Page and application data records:

---+---

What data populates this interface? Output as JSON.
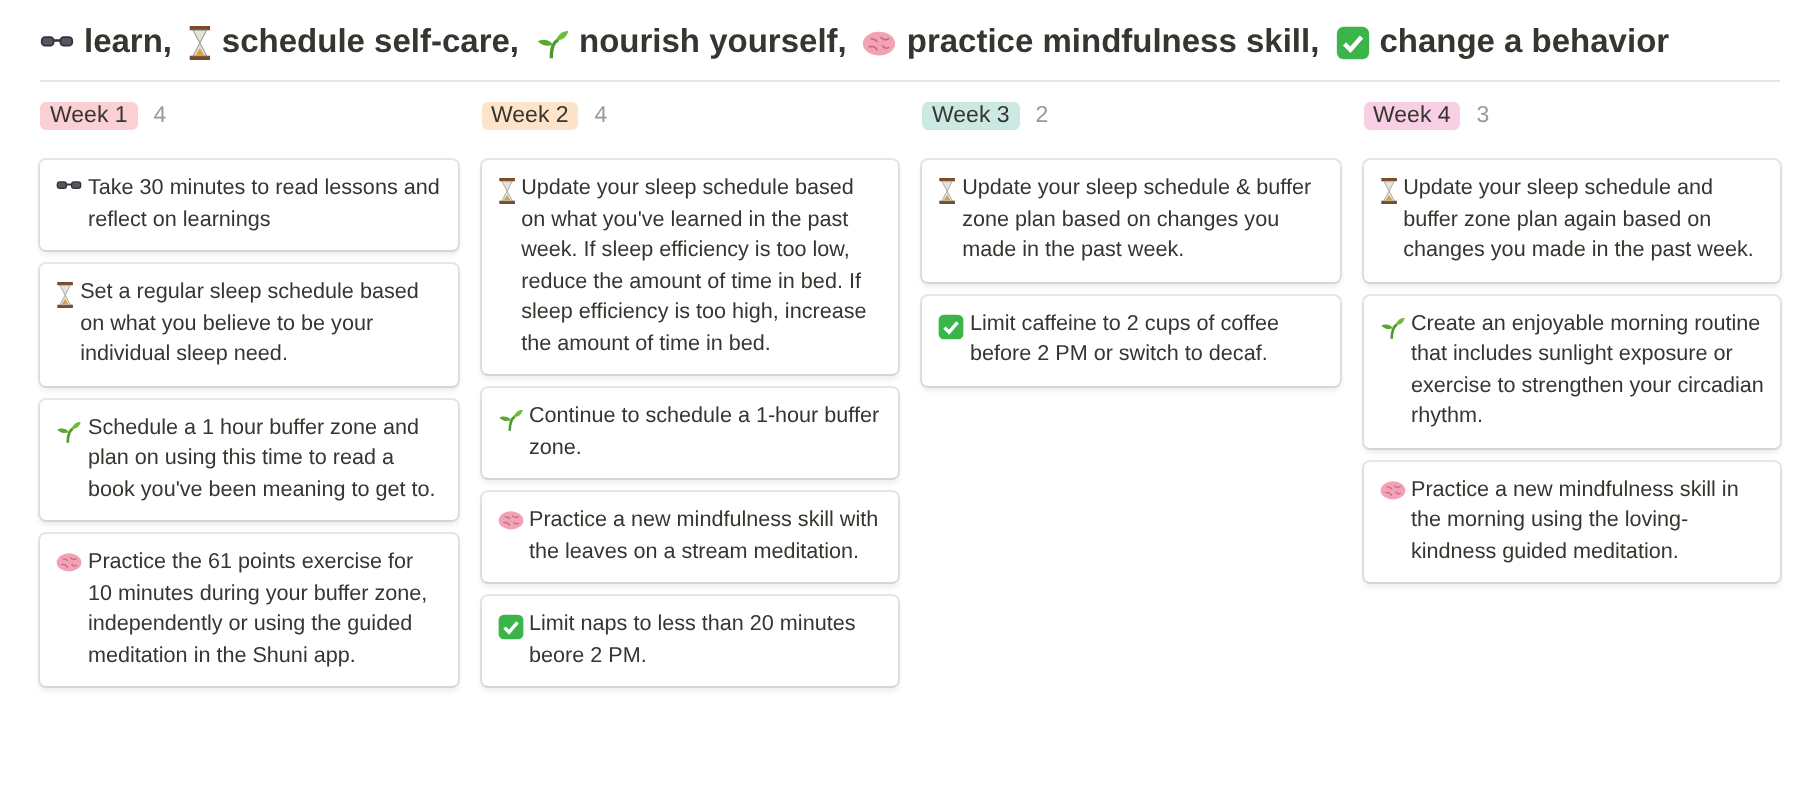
{
  "heading": [
    {
      "kind": "glasses",
      "text": "learn,"
    },
    {
      "kind": "hourglass",
      "text": "schedule self-care,"
    },
    {
      "kind": "sprout",
      "text": "nourish yourself,"
    },
    {
      "kind": "brain",
      "text": "practice mindfulness skill,"
    },
    {
      "kind": "check",
      "text": "change a behavior"
    }
  ],
  "columns": [
    {
      "label": "Week 1",
      "color": "#fbd0d4",
      "count": "4",
      "cards": [
        {
          "kind": "glasses",
          "text": "Take 30 minutes to read lessons and reflect on learnings"
        },
        {
          "kind": "hourglass",
          "text": "Set a regular sleep schedule based on what you believe to be your individual sleep need."
        },
        {
          "kind": "sprout",
          "text": "Schedule a 1 hour buffer zone and plan on using this time to read a book you've been meaning to get to."
        },
        {
          "kind": "brain",
          "text": "Practice the 61 points exercise for 10 minutes during your buffer zone, independently or using the guided meditation in the Shuni app."
        }
      ]
    },
    {
      "label": "Week 2",
      "color": "#fde3c8",
      "count": "4",
      "cards": [
        {
          "kind": "hourglass",
          "text": "Update your sleep schedule based on what you've learned in the past week. If sleep efficiency is too low, reduce the amount of time in bed. If sleep efficiency is too high, increase the amount of time in bed."
        },
        {
          "kind": "sprout",
          "text": "Continue to schedule a 1-hour buffer zone."
        },
        {
          "kind": "brain",
          "text": "Practice a new mindfulness skill with the leaves on a stream meditation."
        },
        {
          "kind": "check",
          "text": "Limit naps to less than 20 minutes beore 2 PM."
        }
      ]
    },
    {
      "label": "Week 3",
      "color": "#cce8e2",
      "count": "2",
      "cards": [
        {
          "kind": "hourglass",
          "text": "Update your sleep schedule & buffer zone plan based on changes you made in the past week."
        },
        {
          "kind": "check",
          "text": "Limit caffeine to 2 cups of coffee before 2 PM or switch to decaf."
        }
      ]
    },
    {
      "label": "Week 4",
      "color": "#f9cfe5",
      "count": "3",
      "cards": [
        {
          "kind": "hourglass",
          "text": "Update your sleep schedule and buffer zone plan again based on changes you made in the past week."
        },
        {
          "kind": "sprout",
          "text": "Create an enjoyable morning routine that includes sunlight exposure or exercise to strengthen your circadian rhythm."
        },
        {
          "kind": "brain",
          "text": "Practice a new mindfulness skill in the morning using the loving-kindness guided meditation."
        }
      ]
    }
  ]
}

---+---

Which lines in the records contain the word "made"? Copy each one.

          "text": "Update your sleep schedule & buffer zone plan based on changes you made in the past week."
          "text": "Update your sleep schedule and buffer zone plan again based on changes you made in the past week."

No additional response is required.